Requirement:
Lines with the word "subtitle" in them must be copied from the records below.

Data supplied:

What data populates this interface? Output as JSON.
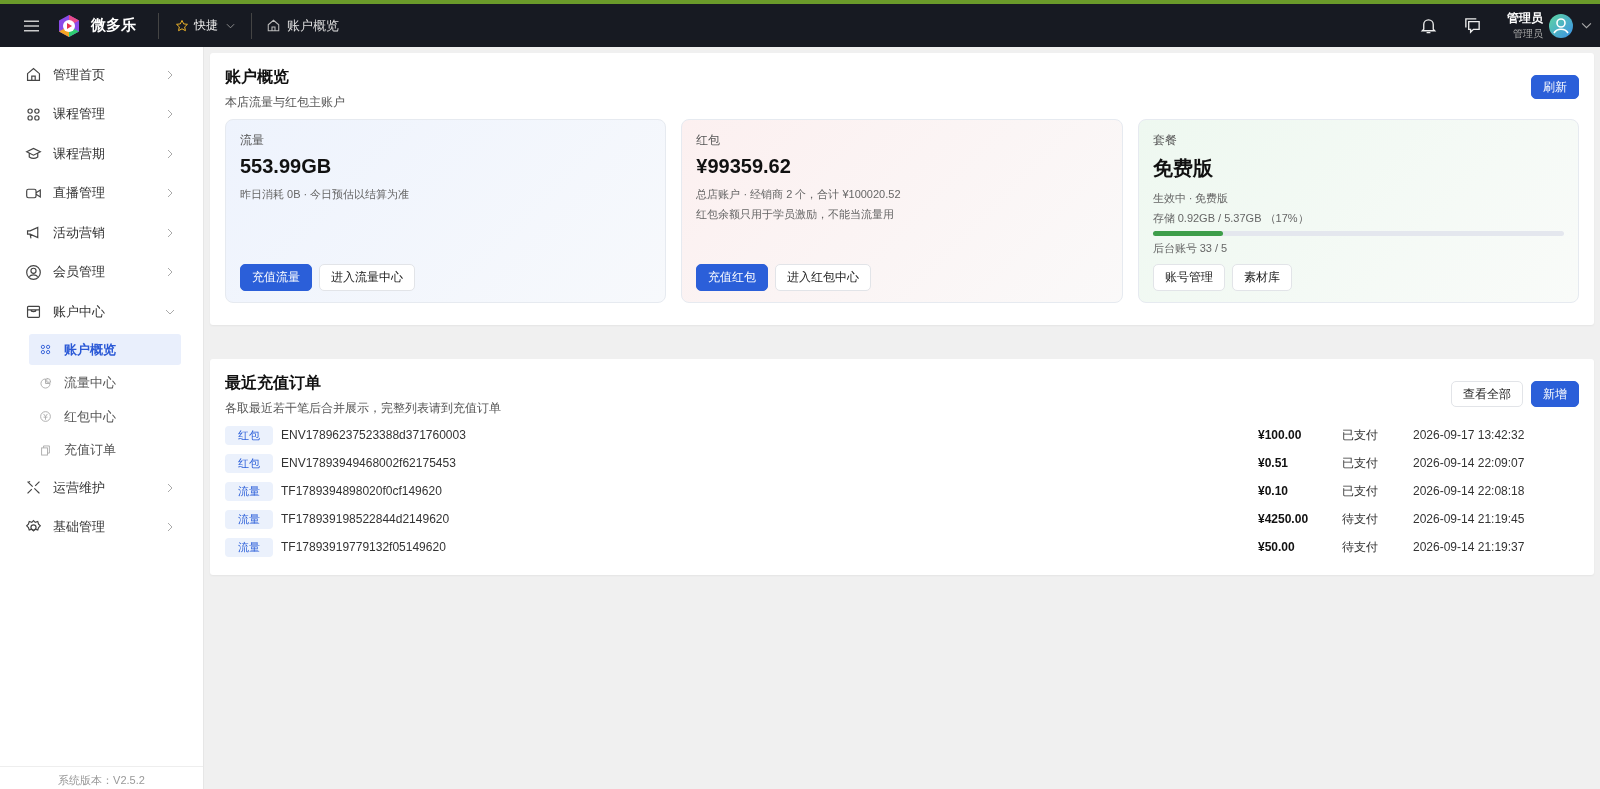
{
  "topbar": {
    "brand": "微多乐",
    "quick": "快捷",
    "breadcrumb": "账户概览",
    "user_name": "管理员",
    "user_role": "管理员"
  },
  "sidebar": {
    "items": [
      {
        "label": "管理首页",
        "expanded": false
      },
      {
        "label": "课程管理",
        "expanded": false
      },
      {
        "label": "课程营期",
        "expanded": false
      },
      {
        "label": "直播管理",
        "expanded": false
      },
      {
        "label": "活动营销",
        "expanded": false
      },
      {
        "label": "会员管理",
        "expanded": false
      },
      {
        "label": "账户中心",
        "expanded": true,
        "children": [
          {
            "label": "账户概览",
            "selected": true
          },
          {
            "label": "流量中心",
            "selected": false
          },
          {
            "label": "红包中心",
            "selected": false
          },
          {
            "label": "充值订单",
            "selected": false
          }
        ]
      },
      {
        "label": "运营维护",
        "expanded": false
      },
      {
        "label": "基础管理",
        "expanded": false
      }
    ],
    "version": "系统版本：V2.5.2"
  },
  "overview": {
    "title": "账户概览",
    "subtitle": "本店流量与红包主账户",
    "refresh": "刷新",
    "cards": [
      {
        "kind": "flow",
        "label": "流量",
        "value": "553.99GB",
        "lines": [
          "昨日消耗 0B · 今日预估以结算为准"
        ],
        "buttons": [
          {
            "label": "充值流量",
            "primary": true
          },
          {
            "label": "进入流量中心",
            "primary": false
          }
        ]
      },
      {
        "kind": "redpacket",
        "label": "红包",
        "value": "¥99359.62",
        "lines": [
          "总店账户 · 经销商 2 个，合计 ¥100020.52",
          "红包余额只用于学员激励，不能当流量用"
        ],
        "buttons": [
          {
            "label": "充值红包",
            "primary": true
          },
          {
            "label": "进入红包中心",
            "primary": false
          }
        ]
      },
      {
        "kind": "plan",
        "label": "套餐",
        "value": "免费版",
        "lines": [
          "生效中 · 免费版",
          "存储 0.92GB / 5.37GB （17%）"
        ],
        "storage": {
          "level": 0.17
        },
        "accounts": "后台账号 33 / 5",
        "buttons": [
          {
            "label": "账号管理",
            "primary": false
          },
          {
            "label": "素材库",
            "primary": false
          }
        ]
      }
    ]
  },
  "orders": {
    "title": "最近充值订单",
    "subtitle": "各取最近若干笔后合并展示，完整列表请到充值订单",
    "view_all": "查看全部",
    "add": "新增",
    "rows": [
      {
        "tag": "红包",
        "id": "ENV17896237523388d371760003",
        "amount": "¥100.00",
        "status": "已支付",
        "time": "2026-09-17 13:42:32"
      },
      {
        "tag": "红包",
        "id": "ENV17893949468002f62175453",
        "amount": "¥0.51",
        "status": "已支付",
        "time": "2026-09-14 22:09:07"
      },
      {
        "tag": "流量",
        "id": "TF1789394898020f0cf149620",
        "amount": "¥0.10",
        "status": "已支付",
        "time": "2026-09-14 22:08:18"
      },
      {
        "tag": "流量",
        "id": "TF178939198522844d2149620",
        "amount": "¥4250.00",
        "status": "待支付",
        "time": "2026-09-14 21:19:45"
      },
      {
        "tag": "流量",
        "id": "TF17893919779132f05149620",
        "amount": "¥50.00",
        "status": "待支付",
        "time": "2026-09-14 21:19:37"
      }
    ]
  }
}
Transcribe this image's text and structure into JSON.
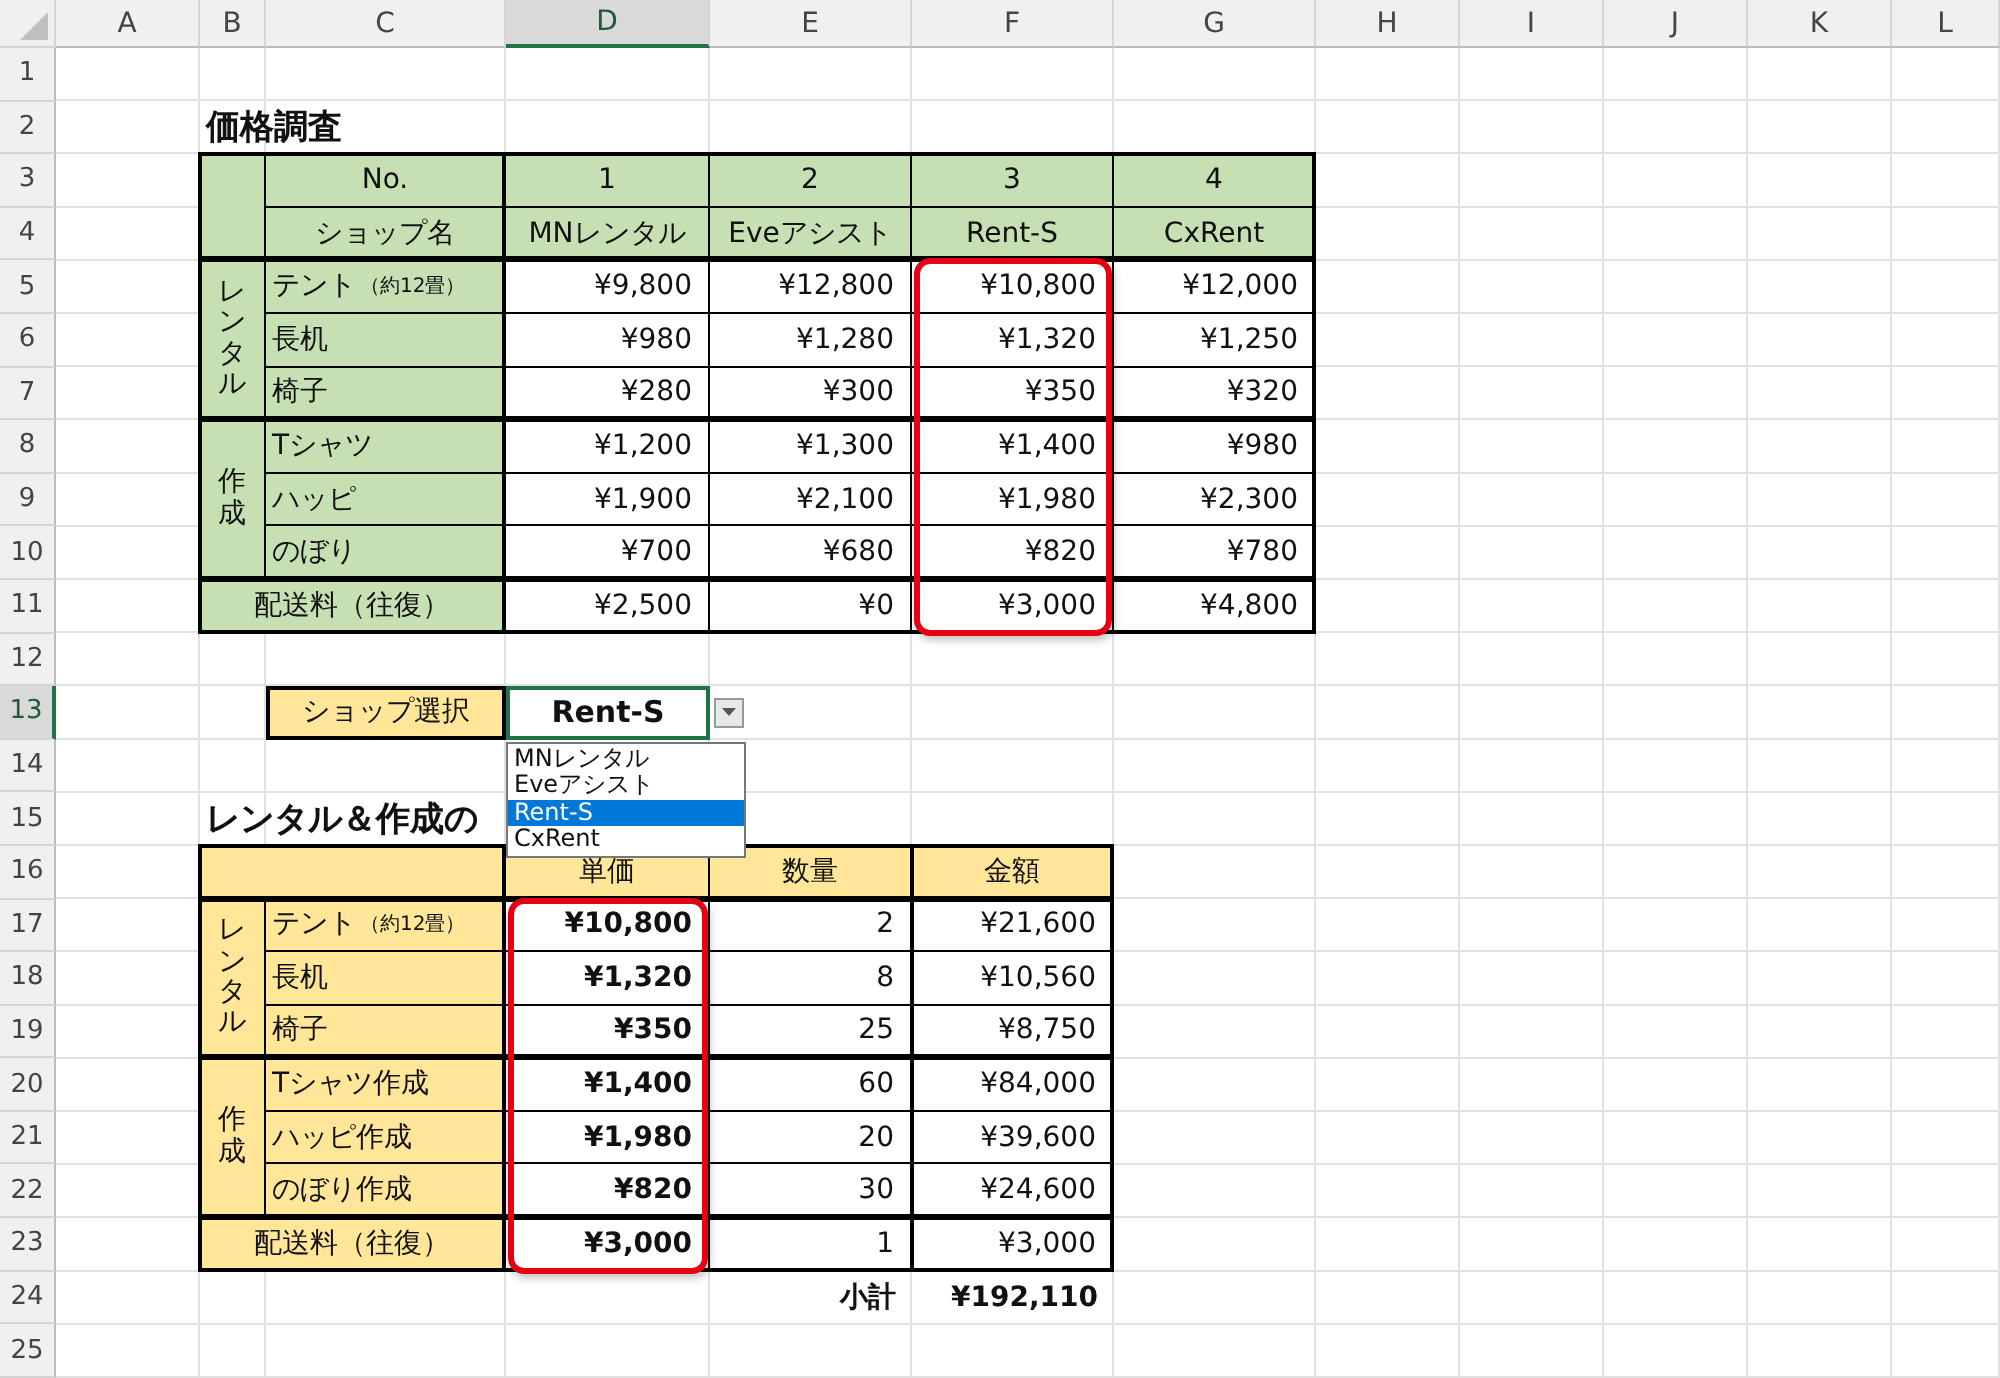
{
  "column_headers": [
    {
      "label": "A",
      "selected": false
    },
    {
      "label": "B",
      "selected": false
    },
    {
      "label": "C",
      "selected": false
    },
    {
      "label": "D",
      "selected": true
    },
    {
      "label": "E",
      "selected": false
    },
    {
      "label": "F",
      "selected": false
    },
    {
      "label": "G",
      "selected": false
    },
    {
      "label": "H",
      "selected": false
    },
    {
      "label": "I",
      "selected": false
    },
    {
      "label": "J",
      "selected": false
    },
    {
      "label": "K",
      "selected": false
    },
    {
      "label": "L",
      "selected": false
    }
  ],
  "row_headers": [
    {
      "label": "1",
      "selected": false
    },
    {
      "label": "2",
      "selected": false
    },
    {
      "label": "3",
      "selected": false
    },
    {
      "label": "4",
      "selected": false
    },
    {
      "label": "5",
      "selected": false
    },
    {
      "label": "6",
      "selected": false
    },
    {
      "label": "7",
      "selected": false
    },
    {
      "label": "8",
      "selected": false
    },
    {
      "label": "9",
      "selected": false
    },
    {
      "label": "10",
      "selected": false
    },
    {
      "label": "11",
      "selected": false
    },
    {
      "label": "12",
      "selected": false
    },
    {
      "label": "13",
      "selected": true
    },
    {
      "label": "14",
      "selected": false
    },
    {
      "label": "15",
      "selected": false
    },
    {
      "label": "16",
      "selected": false
    },
    {
      "label": "17",
      "selected": false
    },
    {
      "label": "18",
      "selected": false
    },
    {
      "label": "19",
      "selected": false
    },
    {
      "label": "20",
      "selected": false
    },
    {
      "label": "21",
      "selected": false
    },
    {
      "label": "22",
      "selected": false
    },
    {
      "label": "23",
      "selected": false
    },
    {
      "label": "24",
      "selected": false
    },
    {
      "label": "25",
      "selected": false
    }
  ],
  "price_survey": {
    "title": "価格調査",
    "no_label": "No.",
    "shop_label": "ショップ名",
    "shops": [
      {
        "no": "1",
        "name": "MNレンタル",
        "highlighted": false
      },
      {
        "no": "2",
        "name": "Eveアシスト",
        "highlighted": false
      },
      {
        "no": "3",
        "name": "Rent-S",
        "highlighted": true
      },
      {
        "no": "4",
        "name": "CxRent",
        "highlighted": false
      }
    ],
    "groups": [
      {
        "label": "レンタル",
        "items": [
          {
            "name": "テント",
            "note": "（約12畳）",
            "prices": [
              "¥9,800",
              "¥12,800",
              "¥10,800",
              "¥12,000"
            ]
          },
          {
            "name": "長机",
            "prices": [
              "¥980",
              "¥1,280",
              "¥1,320",
              "¥1,250"
            ]
          },
          {
            "name": "椅子",
            "prices": [
              "¥280",
              "¥300",
              "¥350",
              "¥320"
            ]
          }
        ]
      },
      {
        "label": "作成",
        "items": [
          {
            "name": "Tシャツ",
            "prices": [
              "¥1,200",
              "¥1,300",
              "¥1,400",
              "¥980"
            ]
          },
          {
            "name": "ハッピ",
            "prices": [
              "¥1,900",
              "¥2,100",
              "¥1,980",
              "¥2,300"
            ]
          },
          {
            "name": "のぼり",
            "prices": [
              "¥700",
              "¥680",
              "¥820",
              "¥780"
            ]
          }
        ]
      }
    ],
    "shipping": {
      "name": "配送料（往復）",
      "prices": [
        "¥2,500",
        "¥0",
        "¥3,000",
        "¥4,800"
      ]
    }
  },
  "shop_select": {
    "label": "ショップ選択",
    "value": "Rent-S",
    "options": [
      {
        "label": "MNレンタル",
        "selected": false
      },
      {
        "label": "Eveアシスト",
        "selected": false
      },
      {
        "label": "Rent-S",
        "selected": true
      },
      {
        "label": "CxRent",
        "selected": false
      }
    ]
  },
  "order": {
    "title": "レンタル＆作成の",
    "columns": [
      {
        "label": "単価",
        "highlighted": true
      },
      {
        "label": "数量",
        "highlighted": false
      },
      {
        "label": "金額",
        "highlighted": false
      }
    ],
    "groups": [
      {
        "label": "レンタル",
        "items": [
          {
            "name": "テント",
            "note": "（約12畳）",
            "values": [
              "¥10,800",
              "2",
              "¥21,600"
            ]
          },
          {
            "name": "長机",
            "values": [
              "¥1,320",
              "8",
              "¥10,560"
            ]
          },
          {
            "name": "椅子",
            "values": [
              "¥350",
              "25",
              "¥8,750"
            ]
          }
        ]
      },
      {
        "label": "作成",
        "items": [
          {
            "name": "Tシャツ作成",
            "values": [
              "¥1,400",
              "60",
              "¥84,000"
            ]
          },
          {
            "name": "ハッピ作成",
            "values": [
              "¥1,980",
              "20",
              "¥39,600"
            ]
          },
          {
            "name": "のぼり作成",
            "values": [
              "¥820",
              "30",
              "¥24,600"
            ]
          }
        ]
      }
    ],
    "shipping": {
      "name": "配送料（往復）",
      "values": [
        "¥3,000",
        "1",
        "¥3,000"
      ]
    },
    "subtotal": {
      "label": "小計",
      "value": "¥192,110"
    }
  }
}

Solution for this task:
    "subtitle": "本店流量与红包主账户",
    "subtitle": "各取最近若干笔后合并展示，完整列表请到充值订单",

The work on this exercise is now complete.